Making the HIV Response Work for Women Through Film: A Toolkit for Action Many women and girls worldwide continue to face rejection, prejudice, economic insecurity, rights violations and violence from partners, family members, communities and institutions as a harsh consequence of HIV-related stigma and discrimination and persistent gender inequalities. Using a feature film ‘Pili’ about a woman living with HIV in rural Tanzania, making difficult choices, fighting against stigma and building her agency, this Toolkit for Action aims to support national efforts in identifying key issues women living with and affected by HIV face and actions that are required to address these challenges and existing gaps in the HIV response.

The toolkit will be used by national governments, civil society, various UN and development partners in their efforts to improve gender equality in the HIV context.

‘Pili’ is an original award-winning film led by a female director, female producer, and predominantly female cast, funded by an AXA Insurance Outlook Grant and the Innovation Fund Award of the Queen Mary University of London.

Background

Pili is a feature length drama set in rural Tanzania. The film is based on the stories of real women living with HIV in the coastal region of Tanzania. The film uses real people rather than trained actors and real locations such as care and treatment clinics in which to stage the drama. 65% of the cast self-identify as living with HIV.

It is an original film led by a female director, female producer, and predominantly female cast.
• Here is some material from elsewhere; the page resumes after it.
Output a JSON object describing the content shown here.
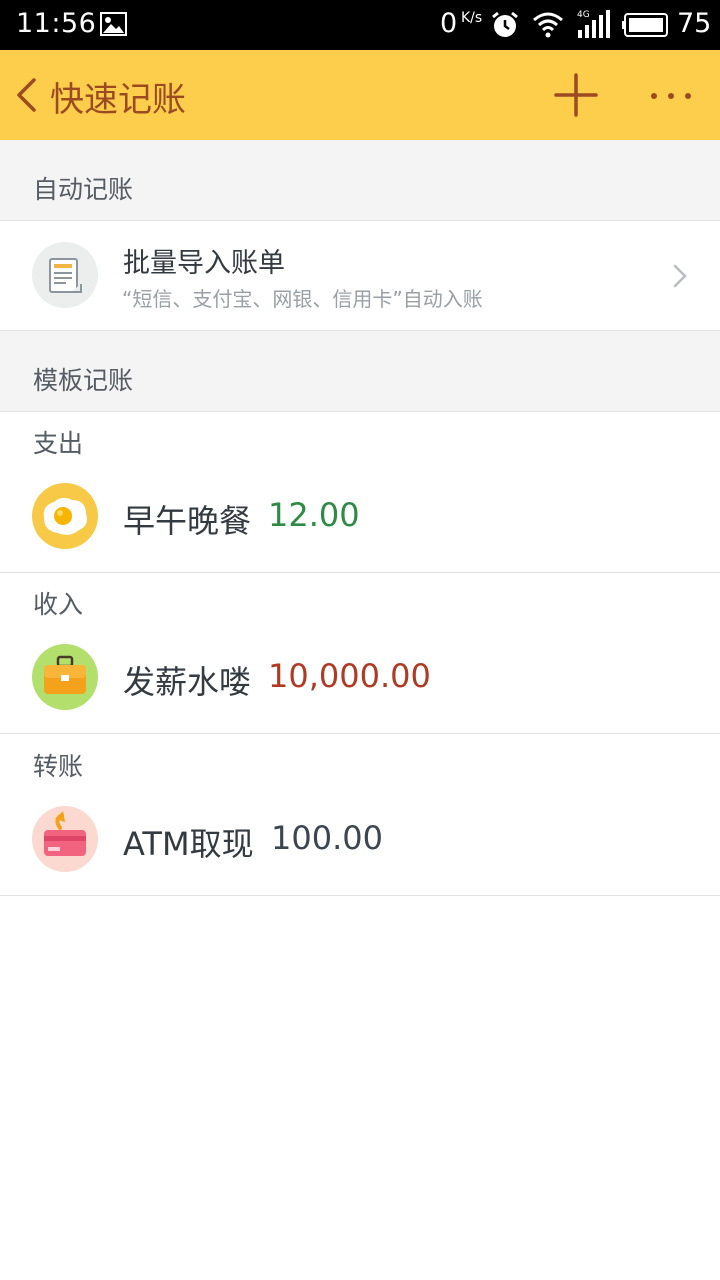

The film was funded by an AXA Insurance Outlook Grant and a Queen Mary University of London Innovation Fund award. Pili won the Audience Award at Dinard British Film Festival in 2017. Producer and Director were nominated for a BAFTA Film Award in 2019, and Director for the British Independent Film Awards in 2018.

There are currently very few opportunities to highlight the complexities of the lives of women living with HIV. In contrast to the majority of materials currently available on this issue, Pili offers a human and emotional context to the technical aspects of programming. It also engages with key themes in the gender dimensions of the HIV/AIDS response. During screenings of Pili over the last two years, many viewers have asked for guidance on how to use the film to mobilise stakeholders to address the issues raised. In response, UN Women came up with the idea to design a practical toolkit jointly with the film producer to accompany the film.

The toolkit will be used by national governments, civil society, various UN and development partners in their advocacy work on gender equality and HIV. The specific target audience of the toolkit are decision-makers with influence on policy-making, practitioners and technical programme staff in government agencies across a range of related sectors. The toolkit can also be used with community-based practitioners, but the target should be those with decision-making power, for example, faith-based and traditional leaders,

etc. Using participatory methodologies, the toolkit will support facilitators to use the film as a vehicle for discussions around the key issues raised; how these link to broader processes of change for gender equality and improving HIV outcomes; and how to evoke sustainable accountability towards women with HIV.

The toolkit is structured as follows. The first part sets out guidelines for facilitators, including an overview of participatory methodologies and tips for using the activities. The following three parts describe: prescreening activities; post-screening activities; and follow-up activities. The final part of the toolkit consists of annexes with supporting materials which provide facilitators with the basic background information they need in order to be able to use the toolkit.